--- WORK INSTRUCTIONS ---
Once you have read the records, output them exactly.

--- SOURCE DATA ---
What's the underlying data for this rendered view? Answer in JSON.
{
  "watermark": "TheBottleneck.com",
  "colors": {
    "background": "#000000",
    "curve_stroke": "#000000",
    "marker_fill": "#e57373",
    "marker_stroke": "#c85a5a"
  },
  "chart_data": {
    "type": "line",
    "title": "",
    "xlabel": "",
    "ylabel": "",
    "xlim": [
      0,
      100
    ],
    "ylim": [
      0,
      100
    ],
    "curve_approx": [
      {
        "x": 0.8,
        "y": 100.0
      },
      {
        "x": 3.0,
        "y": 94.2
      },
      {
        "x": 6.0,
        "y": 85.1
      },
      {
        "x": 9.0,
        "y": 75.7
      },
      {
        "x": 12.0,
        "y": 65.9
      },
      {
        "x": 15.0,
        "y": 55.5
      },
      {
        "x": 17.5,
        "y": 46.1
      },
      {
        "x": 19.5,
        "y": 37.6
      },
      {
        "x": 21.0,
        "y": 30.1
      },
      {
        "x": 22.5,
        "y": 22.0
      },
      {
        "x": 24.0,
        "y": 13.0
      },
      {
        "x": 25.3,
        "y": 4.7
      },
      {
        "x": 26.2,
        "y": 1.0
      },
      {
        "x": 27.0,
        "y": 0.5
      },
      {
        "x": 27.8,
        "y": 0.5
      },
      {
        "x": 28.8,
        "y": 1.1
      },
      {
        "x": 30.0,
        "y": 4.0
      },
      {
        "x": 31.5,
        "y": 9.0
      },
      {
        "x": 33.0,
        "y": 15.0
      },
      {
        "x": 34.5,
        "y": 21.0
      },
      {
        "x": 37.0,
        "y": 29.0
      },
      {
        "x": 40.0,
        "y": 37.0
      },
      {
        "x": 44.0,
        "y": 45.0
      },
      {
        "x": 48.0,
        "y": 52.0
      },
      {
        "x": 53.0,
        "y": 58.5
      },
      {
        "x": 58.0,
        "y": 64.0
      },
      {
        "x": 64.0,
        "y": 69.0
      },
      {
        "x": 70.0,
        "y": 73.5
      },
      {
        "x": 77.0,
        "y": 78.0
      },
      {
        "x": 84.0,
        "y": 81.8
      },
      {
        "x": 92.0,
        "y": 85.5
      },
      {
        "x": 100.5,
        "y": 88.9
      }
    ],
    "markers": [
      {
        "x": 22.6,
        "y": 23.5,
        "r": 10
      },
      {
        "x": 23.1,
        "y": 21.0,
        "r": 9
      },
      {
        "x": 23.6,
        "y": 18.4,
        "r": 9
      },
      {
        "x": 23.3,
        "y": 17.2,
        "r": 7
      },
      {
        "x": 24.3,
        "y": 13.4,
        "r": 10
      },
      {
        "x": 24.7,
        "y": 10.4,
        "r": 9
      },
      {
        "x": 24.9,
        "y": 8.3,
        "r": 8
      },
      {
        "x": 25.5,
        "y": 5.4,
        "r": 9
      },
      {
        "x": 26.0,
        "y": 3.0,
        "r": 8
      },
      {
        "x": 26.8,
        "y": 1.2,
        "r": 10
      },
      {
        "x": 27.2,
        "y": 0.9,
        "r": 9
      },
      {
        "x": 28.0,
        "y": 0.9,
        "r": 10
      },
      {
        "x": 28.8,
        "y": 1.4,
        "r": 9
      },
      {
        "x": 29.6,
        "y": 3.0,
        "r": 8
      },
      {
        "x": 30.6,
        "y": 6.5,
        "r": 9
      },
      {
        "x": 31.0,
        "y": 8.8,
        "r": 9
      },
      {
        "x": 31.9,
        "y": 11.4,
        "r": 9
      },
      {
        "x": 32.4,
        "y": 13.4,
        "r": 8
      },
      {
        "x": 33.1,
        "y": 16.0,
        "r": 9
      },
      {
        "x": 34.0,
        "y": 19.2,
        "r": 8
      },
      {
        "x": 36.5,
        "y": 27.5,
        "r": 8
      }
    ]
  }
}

--- WRITTEN SOLUTION ---
What's the underlying data for this rendered view? Answer in JSON.
{
  "watermark": "TheBottleneck.com",
  "colors": {
    "background": "#000000",
    "curve_stroke": "#000000",
    "marker_fill": "#e57373",
    "marker_stroke": "#c85a5a"
  },
  "chart_data": {
    "type": "line",
    "title": "",
    "xlabel": "",
    "ylabel": "",
    "xlim": [
      0,
      100
    ],
    "ylim": [
      0,
      100
    ],
    "curve_approx": [
      {
        "x": 0.8,
        "y": 100.0
      },
      {
        "x": 3.0,
        "y": 94.2
      },
      {
        "x": 6.0,
        "y": 85.1
      },
      {
        "x": 9.0,
        "y": 75.7
      },
      {
        "x": 12.0,
        "y": 65.9
      },
      {
        "x": 15.0,
        "y": 55.5
      },
      {
        "x": 17.5,
        "y": 46.1
      },
      {
        "x": 19.5,
        "y": 37.6
      },
      {
        "x": 21.0,
        "y": 30.1
      },
      {
        "x": 22.5,
        "y": 22.0
      },
      {
        "x": 24.0,
        "y": 13.0
      },
      {
        "x": 25.3,
        "y": 4.7
      },
      {
        "x": 26.2,
        "y": 1.0
      },
      {
        "x": 27.0,
        "y": 0.5
      },
      {
        "x": 27.8,
        "y": 0.5
      },
      {
        "x": 28.8,
        "y": 1.1
      },
      {
        "x": 30.0,
        "y": 4.0
      },
      {
        "x": 31.5,
        "y": 9.0
      },
      {
        "x": 33.0,
        "y": 15.0
      },
      {
        "x": 34.5,
        "y": 21.0
      },
      {
        "x": 37.0,
        "y": 29.0
      },
      {
        "x": 40.0,
        "y": 37.0
      },
      {
        "x": 44.0,
        "y": 45.0
      },
      {
        "x": 48.0,
        "y": 52.0
      },
      {
        "x": 53.0,
        "y": 58.5
      },
      {
        "x": 58.0,
        "y": 64.0
      },
      {
        "x": 64.0,
        "y": 69.0
      },
      {
        "x": 70.0,
        "y": 73.5
      },
      {
        "x": 77.0,
        "y": 78.0
      },
      {
        "x": 84.0,
        "y": 81.8
      },
      {
        "x": 92.0,
        "y": 85.5
      },
      {
        "x": 100.5,
        "y": 88.9
      }
    ],
    "markers": [
      {
        "x": 22.6,
        "y": 23.5,
        "r": 10
      },
      {
        "x": 23.1,
        "y": 21.0,
        "r": 9
      },
      {
        "x": 23.6,
        "y": 18.4,
        "r": 9
      },
      {
        "x": 23.3,
        "y": 17.2,
        "r": 7
      },
      {
        "x": 24.3,
        "y": 13.4,
        "r": 10
      },
      {
        "x": 24.7,
        "y": 10.4,
        "r": 9
      },
      {
        "x": 24.9,
        "y": 8.3,
        "r": 8
      },
      {
        "x": 25.5,
        "y": 5.4,
        "r": 9
      },
      {
        "x": 26.0,
        "y": 3.0,
        "r": 8
      },
      {
        "x": 26.8,
        "y": 1.2,
        "r": 10
      },
      {
        "x": 27.2,
        "y": 0.9,
        "r": 9
      },
      {
        "x": 28.0,
        "y": 0.9,
        "r": 10
      },
      {
        "x": 28.8,
        "y": 1.4,
        "r": 9
      },
      {
        "x": 29.6,
        "y": 3.0,
        "r": 8
      },
      {
        "x": 30.6,
        "y": 6.5,
        "r": 9
      },
      {
        "x": 31.0,
        "y": 8.8,
        "r": 9
      },
      {
        "x": 31.9,
        "y": 11.4,
        "r": 9
      },
      {
        "x": 32.4,
        "y": 13.4,
        "r": 8
      },
      {
        "x": 33.1,
        "y": 16.0,
        "r": 9
      },
      {
        "x": 34.0,
        "y": 19.2,
        "r": 8
      },
      {
        "x": 36.5,
        "y": 27.5,
        "r": 8
      }
    ]
  }
}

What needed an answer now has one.